Avoiding a year-end fall from a fiscal cliffCommentary by Bob McTeer
May 25, 2012
Source: The Dallas Morning News
A huge fiscal cliff looms at year-end when massive tax increases, equal to about 3 ½ percent of GDP, and large and arbitrary spending cuts take effect automatically if Congress doesn’t do something before then. You might say the question is whether they will put a fence at the top of the cliff or an ambulance at the bottom. Gridlock will amount to a vote for the ambulance.
This harsh, cold-turkey, approach to our fiscal deficit has the advantage of forcing the issue one way or another. If left in place, it will finally deal with the deficit in a meaningful way, but the cost is likely to be tipping our fragile economy into another recession. Our GDP and job growth have already slowed substantially, and the European albatross is likely to continue to bedevil us.

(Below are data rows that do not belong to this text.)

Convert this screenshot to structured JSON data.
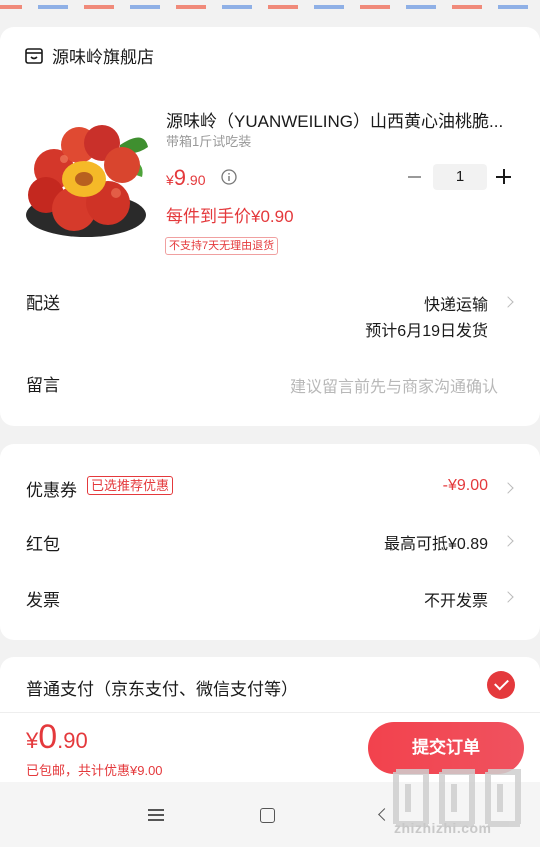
{
  "shop": {
    "name": "源味岭旗舰店",
    "icon": "store-icon"
  },
  "product": {
    "title": "源味岭（YUANWEILING）山西黄心油桃脆...",
    "spec": "带箱1斤试吃装",
    "price_currency": "¥",
    "price_int": "9",
    "price_dec": ".90",
    "quantity": "1",
    "unit_price_text": "每件到手价¥0.90",
    "return_policy": "不支持7天无理由退货"
  },
  "delivery": {
    "label": "配送",
    "method": "快递运输",
    "eta": "预计6月19日发货"
  },
  "message": {
    "label": "留言",
    "placeholder": "建议留言前先与商家沟通确认"
  },
  "discounts": {
    "coupon_label": "优惠券",
    "coupon_badge": "已选推荐优惠",
    "coupon_value": "-¥9.00",
    "redpacket_label": "红包",
    "redpacket_value": "最高可抵¥0.89",
    "invoice_label": "发票",
    "invoice_value": "不开发票"
  },
  "payment": {
    "label": "普通支付（京东支付、微信支付等）",
    "selected": true
  },
  "footer": {
    "total_currency": "¥",
    "total_int": "0",
    "total_dec": ".90",
    "shipping_note": "已包邮，共计优惠¥9.00",
    "submit_label": "提交订单"
  },
  "watermark": {
    "brand": "值",
    "domain": "zhizhizhi.com"
  },
  "colors": {
    "accent": "#e4393c",
    "background": "#f2f2f2",
    "card": "#ffffff"
  }
}
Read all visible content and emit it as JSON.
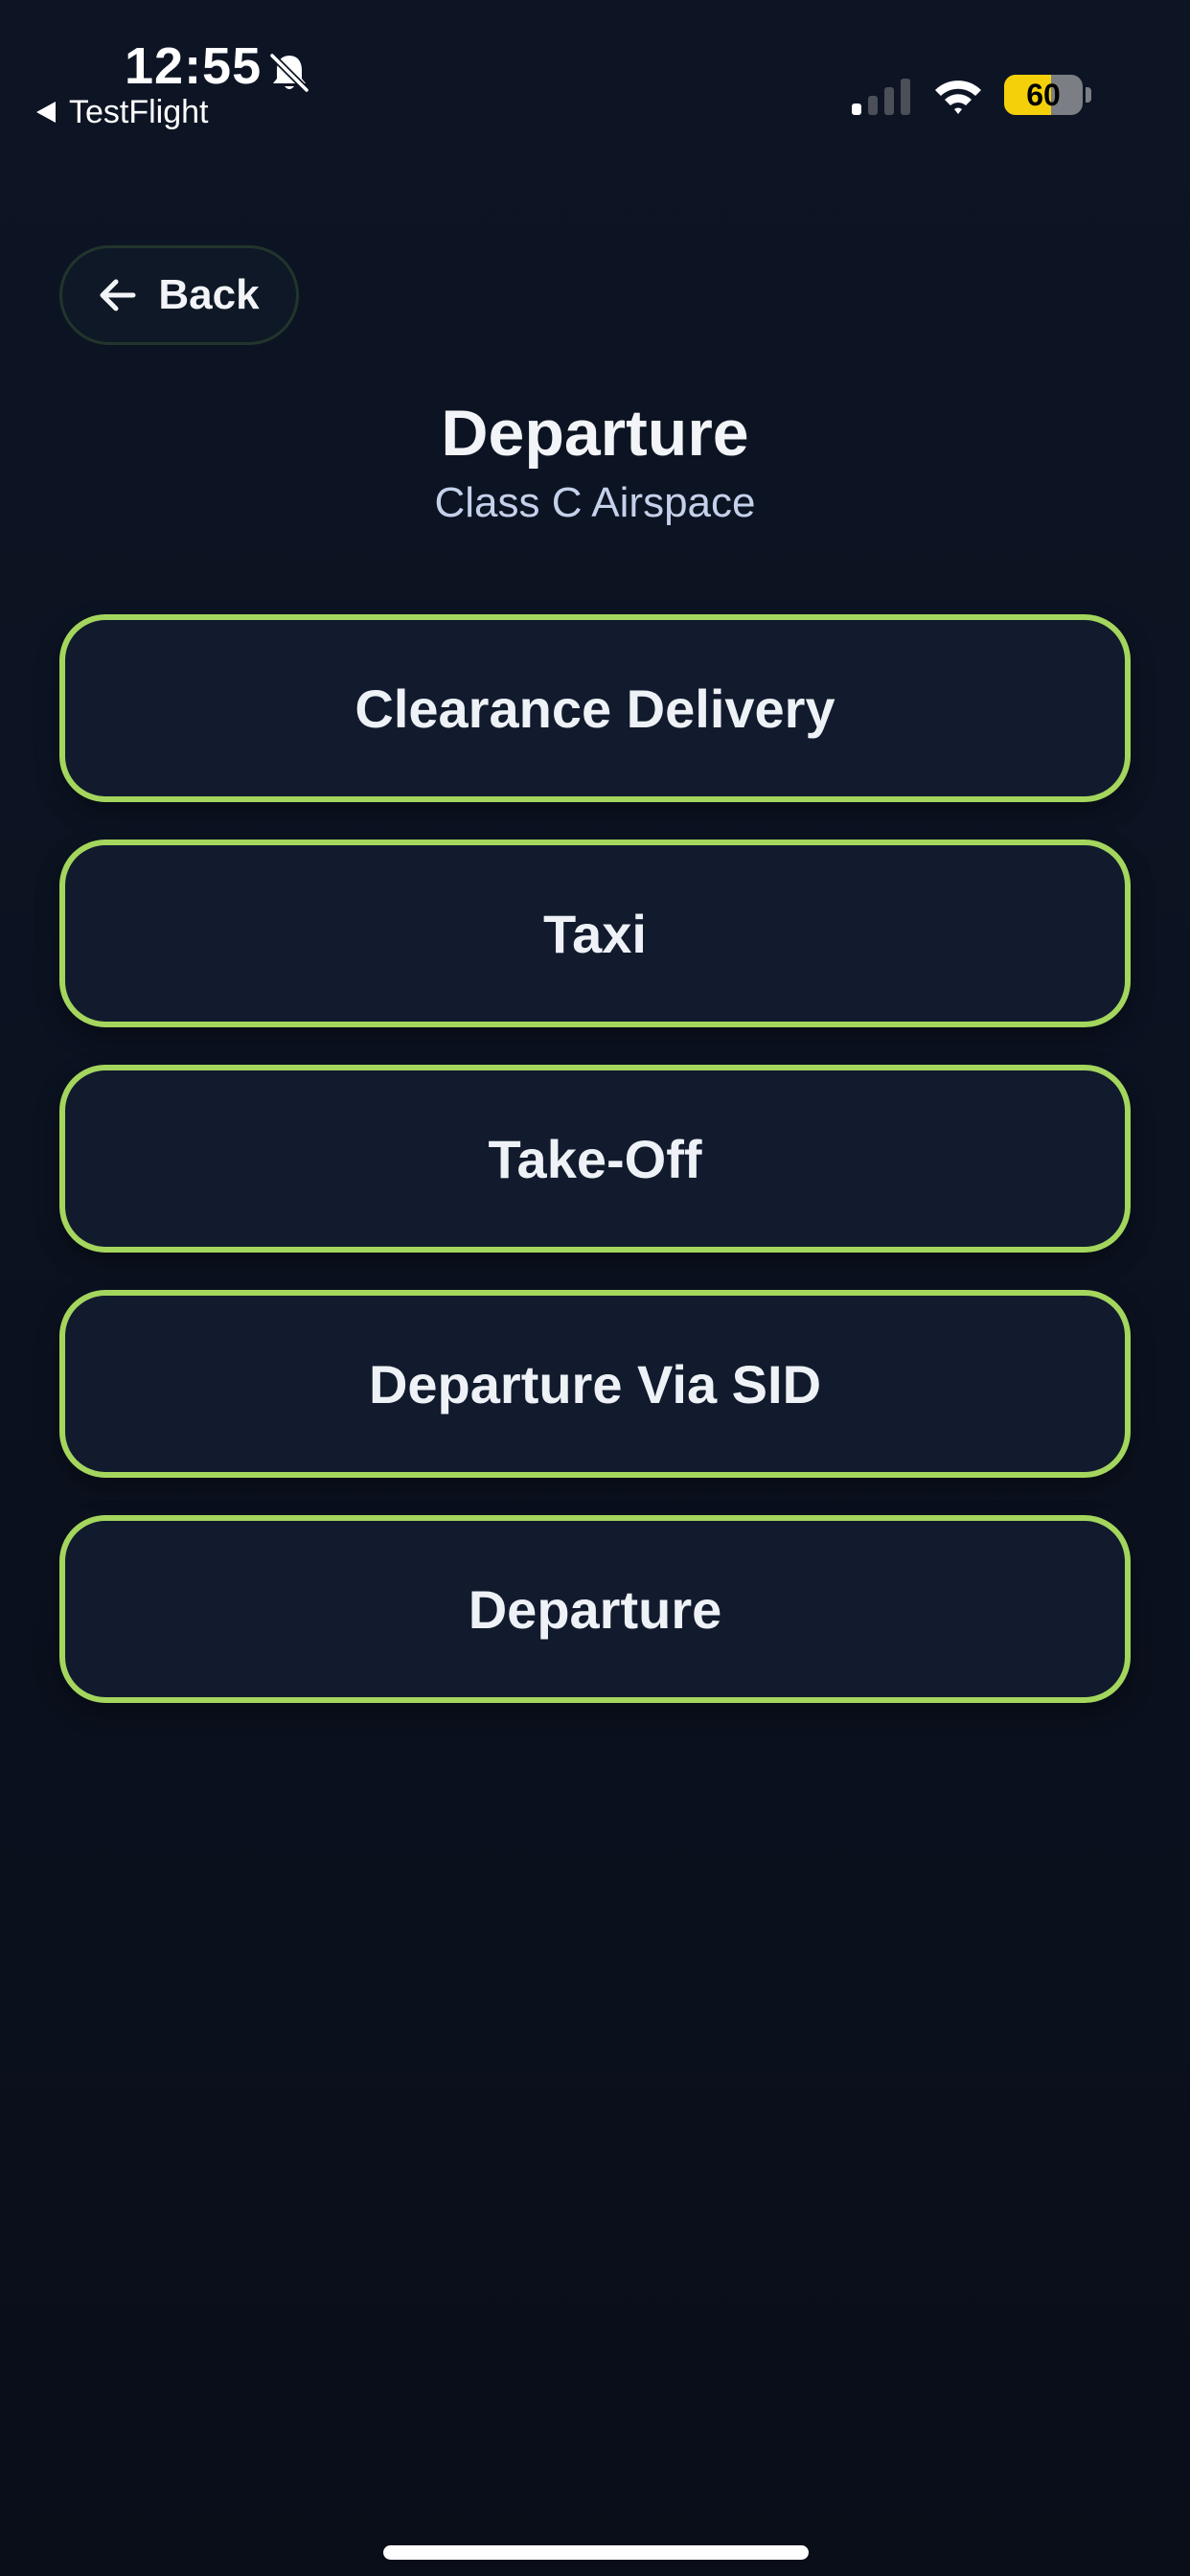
{
  "status_bar": {
    "time": "12:55",
    "back_app": "TestFlight",
    "battery": "60",
    "battery_level": 0.6,
    "icons": [
      "bell-slash-icon",
      "cellular-signal-icon",
      "wifi-icon",
      "battery-icon"
    ]
  },
  "nav": {
    "back_label": "Back",
    "back_icon": "arrow-left-icon"
  },
  "header": {
    "title": "Departure",
    "subtitle": "Class C Airspace"
  },
  "options": [
    {
      "label": "Clearance Delivery"
    },
    {
      "label": "Taxi"
    },
    {
      "label": "Take-Off"
    },
    {
      "label": "Departure Via SID"
    },
    {
      "label": "Departure"
    }
  ],
  "colors": {
    "background": "#0b1220",
    "button_background": "#111b2d",
    "accent_border": "#a4d65e",
    "subtitle": "#c5d1ea",
    "battery": "#f4d00b"
  }
}
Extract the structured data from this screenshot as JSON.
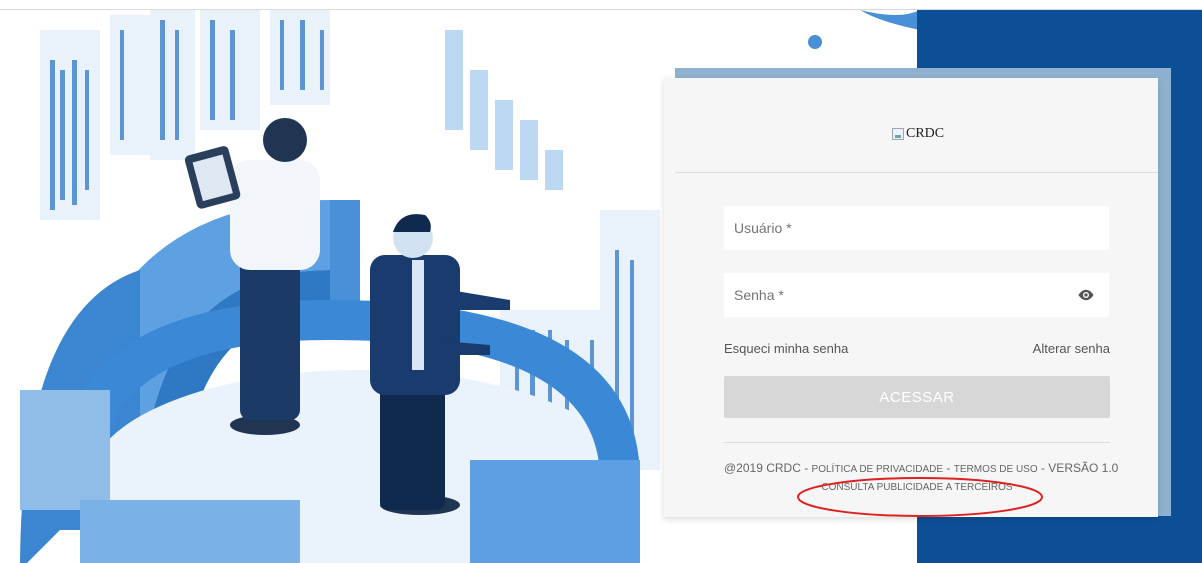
{
  "logo": {
    "alt_text": "CRDC"
  },
  "form": {
    "username_placeholder": "Usuário *",
    "password_placeholder": "Senha *",
    "forgot_password": "Esqueci minha senha",
    "change_password": "Alterar senha",
    "submit_label": "ACESSAR"
  },
  "footer": {
    "copyright": "@2019 CRDC - ",
    "privacy": "POLÍTICA DE PRIVACIDADE",
    "sep1": " - ",
    "terms": "TERMOS DE USO",
    "version": " - VERSÃO 1.0",
    "third_party": "CONSULTA PUBLICIDADE A TERCEIROS"
  },
  "colors": {
    "blue_panel": "#0d4f96",
    "annotation": "#e02020",
    "button_disabled": "#d7d7d7"
  }
}
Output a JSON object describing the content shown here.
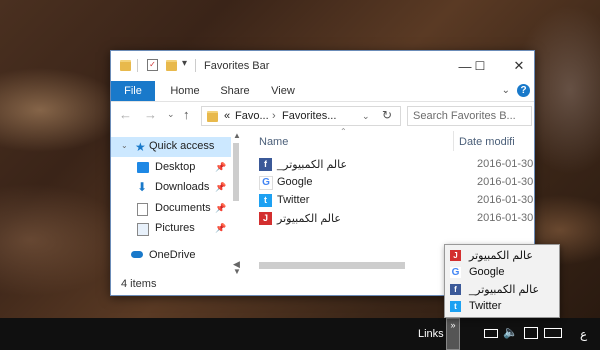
{
  "window": {
    "title": "Favorites Bar",
    "controls": {
      "minimize": "—",
      "maximize": "☐",
      "close": "✕"
    }
  },
  "ribbon": {
    "tabs": [
      "File",
      "Home",
      "Share",
      "View"
    ],
    "help": "?"
  },
  "address": {
    "crumbs_prefix": "«",
    "crumb1": "Favo...",
    "separator": "›",
    "crumb2": "Favorites...",
    "search_placeholder": "Search Favorites B..."
  },
  "nav": {
    "items": [
      {
        "label": "Quick access",
        "icon": "star-icon",
        "pinned": false
      },
      {
        "label": "Desktop",
        "icon": "desktop-icon",
        "pinned": true
      },
      {
        "label": "Downloads",
        "icon": "download-icon",
        "pinned": true
      },
      {
        "label": "Documents",
        "icon": "document-icon",
        "pinned": true
      },
      {
        "label": "Pictures",
        "icon": "picture-icon",
        "pinned": true
      },
      {
        "label": "OneDrive",
        "icon": "cloud-icon",
        "pinned": false
      }
    ]
  },
  "columns": {
    "name": "Name",
    "date": "Date modifi"
  },
  "files": [
    {
      "name": "_عالم الكمبيوتر",
      "date": "2016-01-30",
      "icon": "facebook-icon"
    },
    {
      "name": "Google",
      "date": "2016-01-30",
      "icon": "google-icon"
    },
    {
      "name": "Twitter",
      "date": "2016-01-30",
      "icon": "twitter-icon"
    },
    {
      "name": "عالم الكمبيوتر",
      "date": "2016-01-30",
      "icon": "site-icon"
    }
  ],
  "status": "4 items",
  "taskbar": {
    "links_label": "Links",
    "chevron": "»",
    "lang": "ع"
  },
  "links_popup": [
    {
      "name": "عالم الكمبيوتر",
      "icon": "site-icon"
    },
    {
      "name": "Google",
      "icon": "google-icon"
    },
    {
      "name": "_عالم الكمبيوتر",
      "icon": "facebook-icon"
    },
    {
      "name": "Twitter",
      "icon": "twitter-icon"
    }
  ],
  "colors": {
    "accent": "#1979ca",
    "selection": "#cce8ff",
    "facebook": "#3b5998",
    "twitter": "#1da1f2",
    "site": "#d32f2f"
  }
}
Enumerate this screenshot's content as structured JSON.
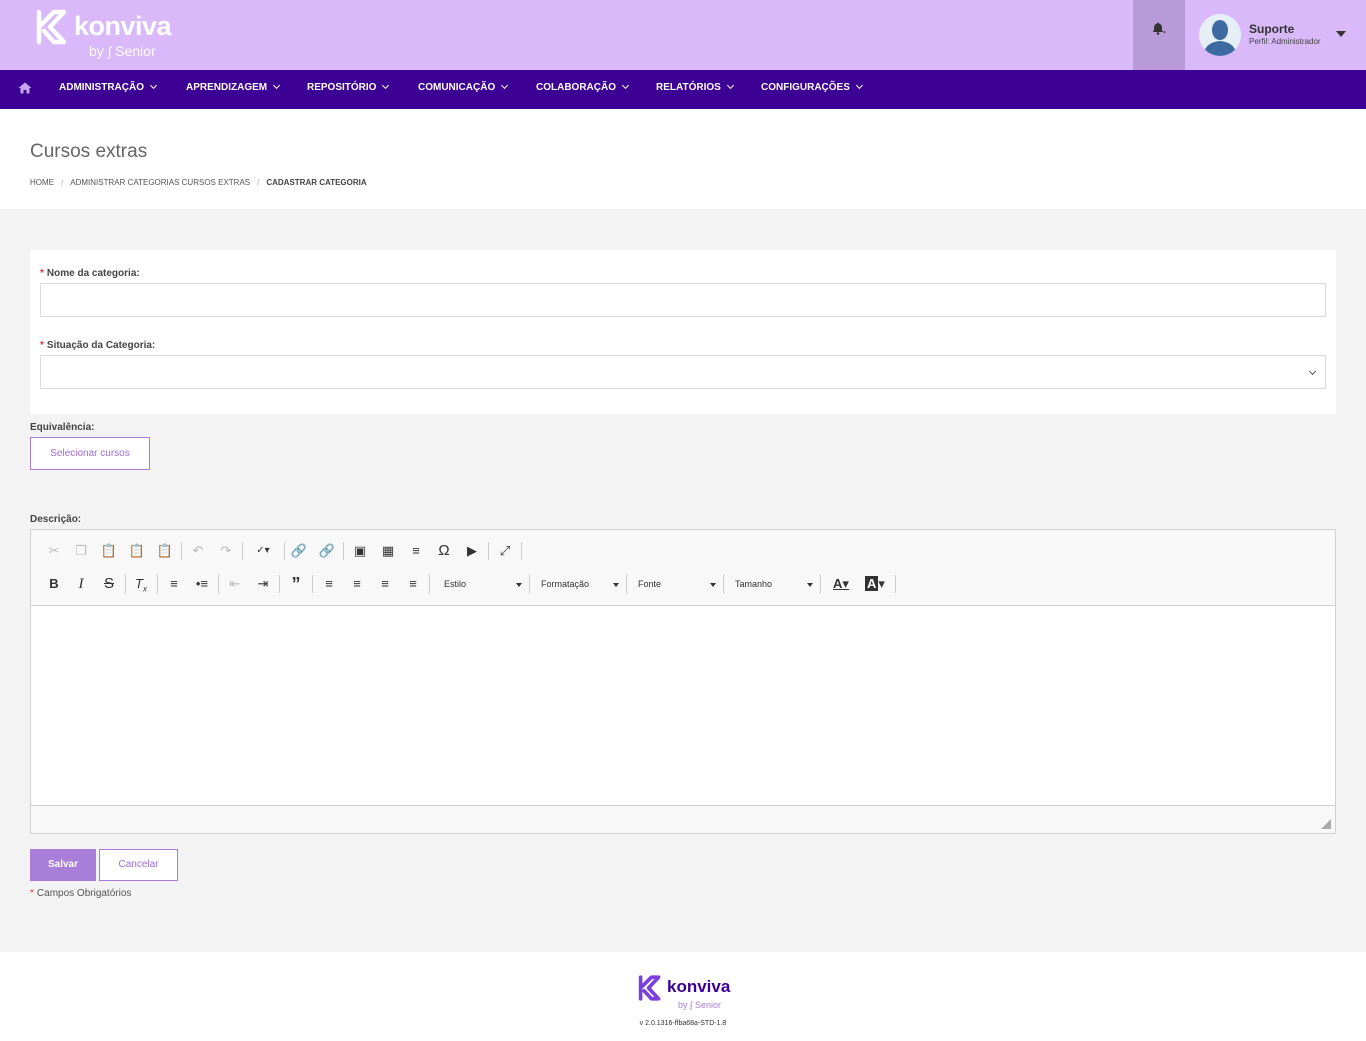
{
  "brand": {
    "name": "konviva",
    "by": "by",
    "by_company": "Senior"
  },
  "user": {
    "name": "Suporte",
    "role": "Perfil: Administrador"
  },
  "nav": {
    "items": [
      {
        "label": "ADMINISTRAÇÃO"
      },
      {
        "label": "APRENDIZAGEM"
      },
      {
        "label": "REPOSITÓRIO"
      },
      {
        "label": "COMUNICAÇÃO"
      },
      {
        "label": "COLABORAÇÃO"
      },
      {
        "label": "RELATÓRIOS"
      },
      {
        "label": "CONFIGURAÇÕES"
      }
    ]
  },
  "page": {
    "title": "Cursos extras"
  },
  "breadcrumb": {
    "home": "HOME",
    "parent": "ADMINISTRAR CATEGORIAS CURSOS EXTRAS",
    "current": "CADASTRAR CATEGORIA"
  },
  "form": {
    "required_mark": "*",
    "name_label": "Nome da categoria:",
    "name_value": "",
    "status_label": "Situação da Categoria:",
    "status_value": "",
    "equivalence_label": "Equivalência:",
    "select_courses_button": "Selecionar cursos",
    "description_label": "Descrição:"
  },
  "editor": {
    "combos": {
      "style": "Estilo",
      "format": "Formatação",
      "font": "Fonte",
      "size": "Tamanho"
    }
  },
  "actions": {
    "save": "Salvar",
    "cancel": "Cancelar",
    "required_note": "Campos Obrigatórios"
  },
  "footer": {
    "version": "v 2.0.1316-ffba68a-STD-1.8"
  },
  "colors": {
    "header_bg": "#d9b9fa",
    "nav_bg": "#3c0094",
    "accent": "#a87ed8"
  }
}
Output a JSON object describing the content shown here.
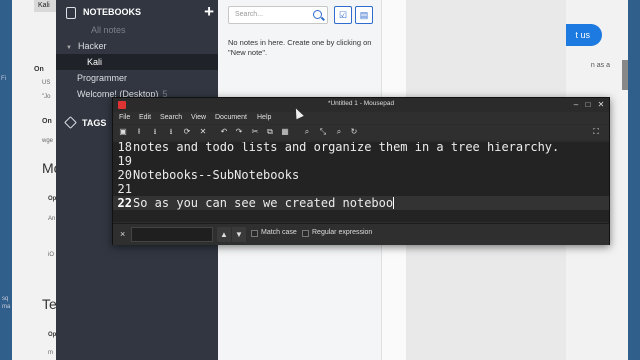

The tax increases will not only include ending the social security tax break in place today and additional taxes associated with health care reform, but it will include ending the marginal tax rate reductions enacted during the Bush administration. It’s not just the sheer amount of tax increases that will slow the economy, but the adverse incentive effect of higher marginal tax rates that will penalize work, saving and investment.
It may be politically incorrect to say so out loud, but higher taxes on capital gains and dividends, the latter to the same rate level as earned income, would be particularly destructive. Labor productivity and wages depend on the amount of capital labor has to work with. A higher capital to labor ratio means higher wages and income for labor.
Economists generally agree with this, but it is too counter intuitive for most politicians to touch. Instead, they are likely to fall back on the “fairness” argument—that corporations and those who earn dividends and capital gains should “pay their fair share.” This ignores, of course, the fact that taxes on dividends and capital gains are taxes on income that has already been taxed at the corporate level.
Some supply siders argue that higher taxes on any form of income is self defeating since it slows economic activity sufficiently to reduce the tax take to the government. My hunch is that at current tax levels, a higher tax on earned income, and perhaps dividends would increase the tax take but by much less than the percentage increase in the tax rates. That’s probably not true of a hike in the capital gains tax. Higher tax rates on capital gains would likely reduce the total tax collected since capital gains recipients have some control over if and when to realize the gain.
If the government really wanted to generate more tax revenue, the lowest hanging fruit is probably the corporate income tax, which, at 35 percent, is the highest in the world. A substantially lower corporate tax rate would reduce the incentive for American corporations to locate operations abroad and increase the incentive for them to bring their earnings back home.
Whether tax rate increases are totally self-defeating or only partially so, their cost in reduced economic activity is high relative to tax revenue gained. A much more productive way to tackle the budget deficit and debt problem would be to restrain the growth in government spending over time, especially by bending down the cost curves in entitlement programs. Putting sensible programs in place now that would restrain spending growth over time is much better than the cold-turkey approach at year end.